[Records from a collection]

---+---

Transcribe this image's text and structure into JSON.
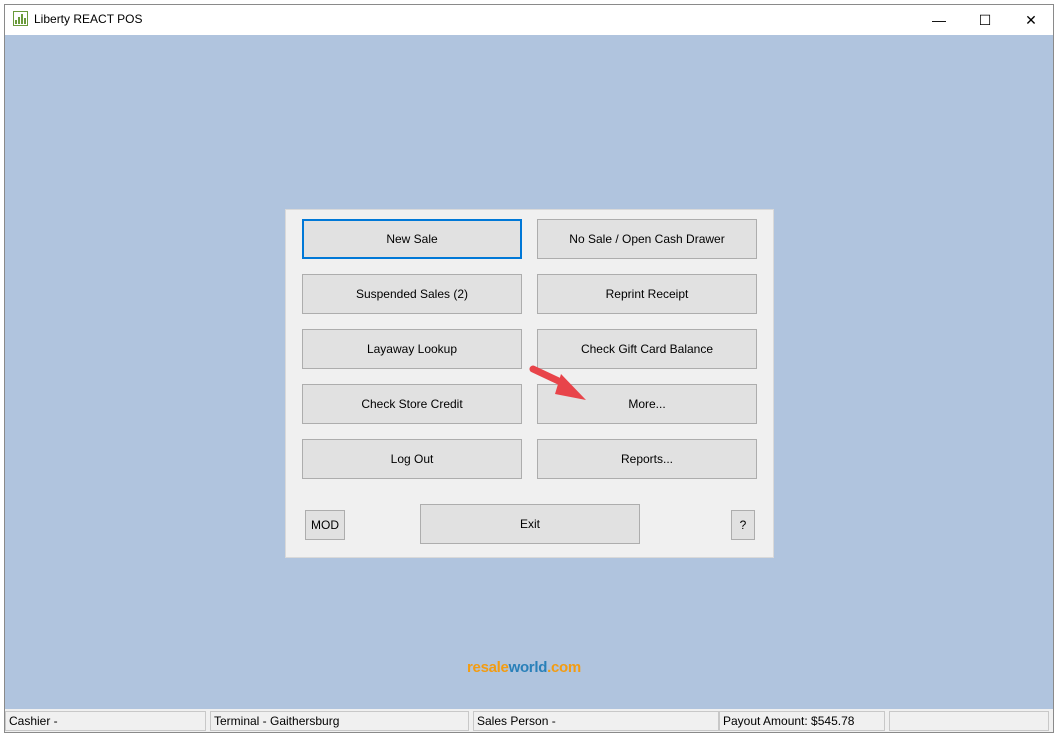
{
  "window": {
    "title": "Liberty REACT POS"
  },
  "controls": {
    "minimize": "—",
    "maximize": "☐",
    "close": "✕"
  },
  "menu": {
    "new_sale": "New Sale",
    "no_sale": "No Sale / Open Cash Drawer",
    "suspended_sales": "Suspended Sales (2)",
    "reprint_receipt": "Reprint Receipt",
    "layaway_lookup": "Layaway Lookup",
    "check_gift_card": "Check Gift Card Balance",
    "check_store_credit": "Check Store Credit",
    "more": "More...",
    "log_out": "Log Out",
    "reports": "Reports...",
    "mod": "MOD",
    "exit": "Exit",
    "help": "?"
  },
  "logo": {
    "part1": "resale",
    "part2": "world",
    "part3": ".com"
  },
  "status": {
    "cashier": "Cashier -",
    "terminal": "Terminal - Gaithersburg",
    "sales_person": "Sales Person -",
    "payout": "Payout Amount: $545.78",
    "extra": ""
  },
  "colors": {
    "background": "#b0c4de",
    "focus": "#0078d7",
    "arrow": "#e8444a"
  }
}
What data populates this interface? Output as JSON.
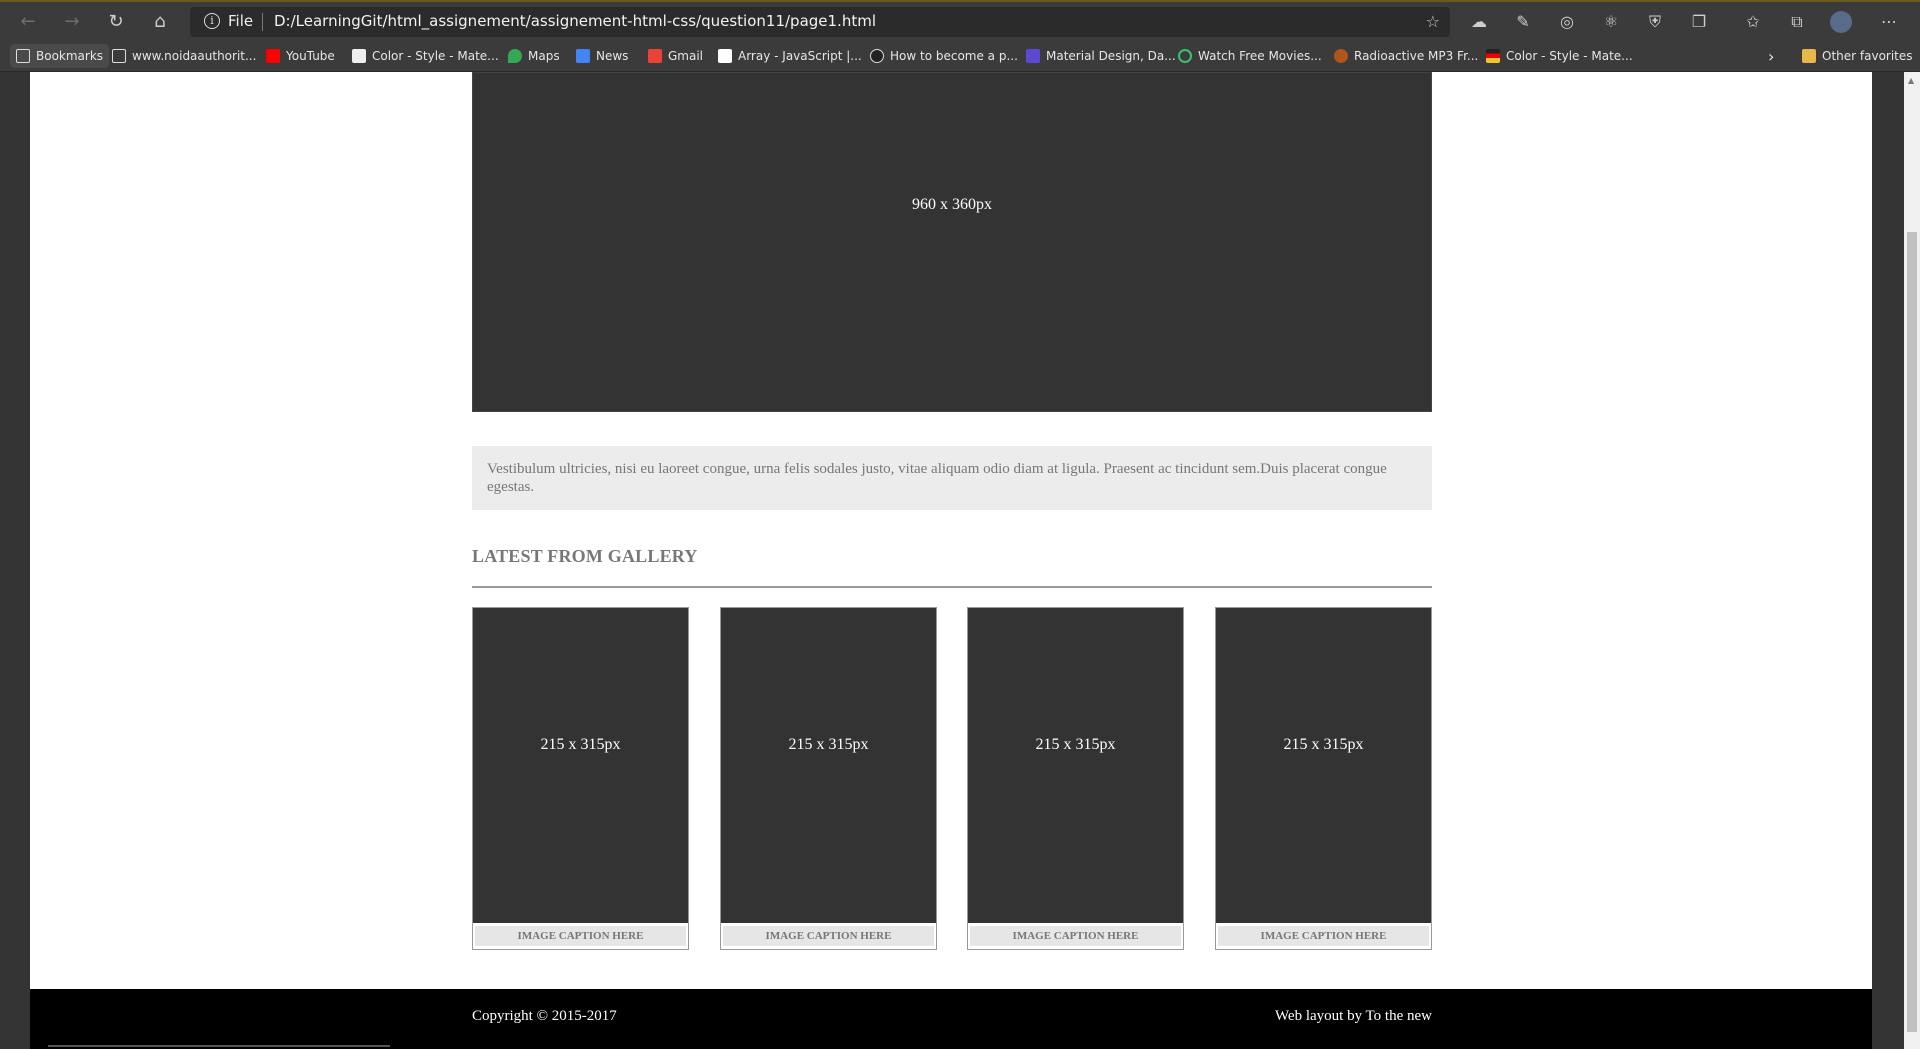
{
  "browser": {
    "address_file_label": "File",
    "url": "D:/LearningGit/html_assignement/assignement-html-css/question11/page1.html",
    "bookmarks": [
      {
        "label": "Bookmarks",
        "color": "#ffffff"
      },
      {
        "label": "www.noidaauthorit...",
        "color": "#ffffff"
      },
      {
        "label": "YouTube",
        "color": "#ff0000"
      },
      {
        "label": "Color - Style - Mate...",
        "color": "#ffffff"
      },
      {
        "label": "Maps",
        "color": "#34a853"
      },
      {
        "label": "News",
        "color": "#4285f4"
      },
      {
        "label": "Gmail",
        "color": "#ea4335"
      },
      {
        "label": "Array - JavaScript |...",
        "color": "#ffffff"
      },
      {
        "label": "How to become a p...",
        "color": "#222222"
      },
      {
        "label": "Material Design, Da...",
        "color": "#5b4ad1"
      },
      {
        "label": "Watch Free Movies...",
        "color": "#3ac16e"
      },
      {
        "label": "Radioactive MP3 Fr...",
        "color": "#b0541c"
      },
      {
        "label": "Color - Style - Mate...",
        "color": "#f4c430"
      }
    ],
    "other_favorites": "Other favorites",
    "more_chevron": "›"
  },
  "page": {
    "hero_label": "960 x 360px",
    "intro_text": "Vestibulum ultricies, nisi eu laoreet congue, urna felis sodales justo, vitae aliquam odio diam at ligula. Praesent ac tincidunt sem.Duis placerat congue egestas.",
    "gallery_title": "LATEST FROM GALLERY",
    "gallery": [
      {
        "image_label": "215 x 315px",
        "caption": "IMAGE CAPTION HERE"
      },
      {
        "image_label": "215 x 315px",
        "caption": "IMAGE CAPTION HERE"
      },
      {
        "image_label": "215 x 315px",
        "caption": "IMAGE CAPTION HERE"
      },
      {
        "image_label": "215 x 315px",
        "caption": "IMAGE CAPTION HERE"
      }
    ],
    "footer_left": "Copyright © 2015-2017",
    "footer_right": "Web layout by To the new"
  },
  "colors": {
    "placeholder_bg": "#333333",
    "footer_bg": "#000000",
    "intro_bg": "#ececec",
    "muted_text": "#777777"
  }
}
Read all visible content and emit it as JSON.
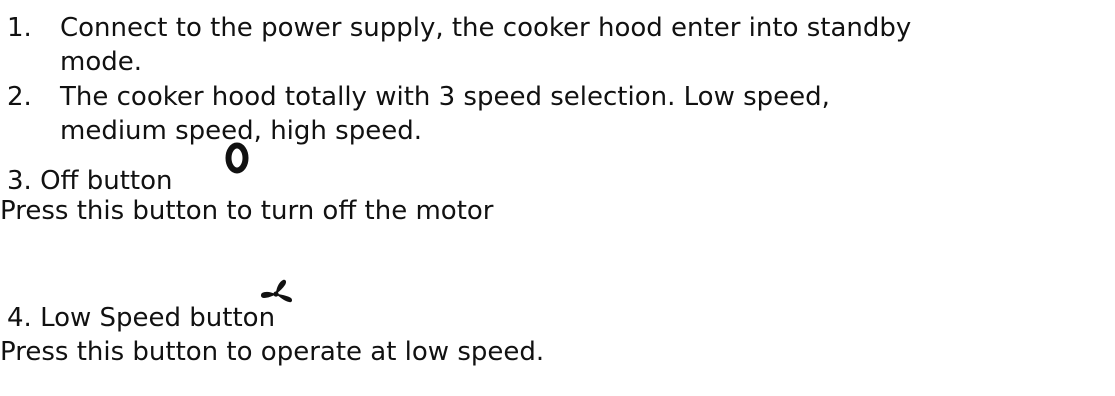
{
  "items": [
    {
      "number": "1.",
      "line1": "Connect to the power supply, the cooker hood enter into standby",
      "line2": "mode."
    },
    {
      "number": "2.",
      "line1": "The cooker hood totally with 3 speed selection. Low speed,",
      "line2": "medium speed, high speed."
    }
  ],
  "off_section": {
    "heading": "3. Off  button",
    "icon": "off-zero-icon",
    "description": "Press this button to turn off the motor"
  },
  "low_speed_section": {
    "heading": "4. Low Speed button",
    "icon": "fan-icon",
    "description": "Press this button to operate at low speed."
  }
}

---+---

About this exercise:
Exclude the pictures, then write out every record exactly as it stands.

Exercise output:
Transcribe this image's text and structure into JSON.
{
  "window": {
    "title": "Liberty REACT POS"
  },
  "controls": {
    "minimize": "—",
    "maximize": "☐",
    "close": "✕"
  },
  "menu": {
    "new_sale": "New Sale",
    "no_sale": "No Sale / Open Cash Drawer",
    "suspended_sales": "Suspended Sales (2)",
    "reprint_receipt": "Reprint Receipt",
    "layaway_lookup": "Layaway Lookup",
    "check_gift_card": "Check Gift Card Balance",
    "check_store_credit": "Check Store Credit",
    "more": "More...",
    "log_out": "Log Out",
    "reports": "Reports...",
    "mod": "MOD",
    "exit": "Exit",
    "help": "?"
  },
  "logo": {
    "part1": "resale",
    "part2": "world",
    "part3": ".com"
  },
  "status": {
    "cashier": "Cashier -",
    "terminal": "Terminal - Gaithersburg",
    "sales_person": "Sales Person -",
    "payout": "Payout Amount: $545.78",
    "extra": ""
  },
  "colors": {
    "background": "#b0c4de",
    "focus": "#0078d7",
    "arrow": "#e8444a"
  }
}
What data populates this interface? Output as JSON.
{
  "browser": {
    "address_file_label": "File",
    "url": "D:/LearningGit/html_assignement/assignement-html-css/question11/page1.html",
    "bookmarks": [
      {
        "label": "Bookmarks",
        "color": "#ffffff"
      },
      {
        "label": "www.noidaauthorit...",
        "color": "#ffffff"
      },
      {
        "label": "YouTube",
        "color": "#ff0000"
      },
      {
        "label": "Color - Style - Mate...",
        "color": "#ffffff"
      },
      {
        "label": "Maps",
        "color": "#34a853"
      },
      {
        "label": "News",
        "color": "#4285f4"
      },
      {
        "label": "Gmail",
        "color": "#ea4335"
      },
      {
        "label": "Array - JavaScript |...",
        "color": "#ffffff"
      },
      {
        "label": "How to become a p...",
        "color": "#222222"
      },
      {
        "label": "Material Design, Da...",
        "color": "#5b4ad1"
      },
      {
        "label": "Watch Free Movies...",
        "color": "#3ac16e"
      },
      {
        "label": "Radioactive MP3 Fr...",
        "color": "#b0541c"
      },
      {
        "label": "Color - Style - Mate...",
        "color": "#f4c430"
      }
    ],
    "other_favorites": "Other favorites",
    "more_chevron": "›"
  },
  "page": {
    "hero_label": "960 x 360px",
    "intro_text": "Vestibulum ultricies, nisi eu laoreet congue, urna felis sodales justo, vitae aliquam odio diam at ligula. Praesent ac tincidunt sem.Duis placerat congue egestas.",
    "gallery_title": "LATEST FROM GALLERY",
    "gallery": [
      {
        "image_label": "215 x 315px",
        "caption": "IMAGE CAPTION HERE"
      },
      {
        "image_label": "215 x 315px",
        "caption": "IMAGE CAPTION HERE"
      },
      {
        "image_label": "215 x 315px",
        "caption": "IMAGE CAPTION HERE"
      },
      {
        "image_label": "215 x 315px",
        "caption": "IMAGE CAPTION HERE"
      }
    ],
    "footer_left": "Copyright © 2015-2017",
    "footer_right": "Web layout by To the new"
  },
  "colors": {
    "placeholder_bg": "#333333",
    "footer_bg": "#000000",
    "intro_bg": "#ececec",
    "muted_text": "#777777"
  }
}
Read all visible content and emit it as JSON.
{
  "items": [
    {
      "number": "1.",
      "line1": "Connect to the power supply, the cooker hood enter into standby",
      "line2": "mode."
    },
    {
      "number": "2.",
      "line1": "The cooker hood totally with 3 speed selection. Low speed,",
      "line2": "medium speed, high speed."
    }
  ],
  "off_section": {
    "heading": "3. Off  button",
    "icon": "off-zero-icon",
    "description": "Press this button to turn off the motor"
  },
  "low_speed_section": {
    "heading": "4. Low Speed button",
    "icon": "fan-icon",
    "description": "Press this button to operate at low speed."
  }
}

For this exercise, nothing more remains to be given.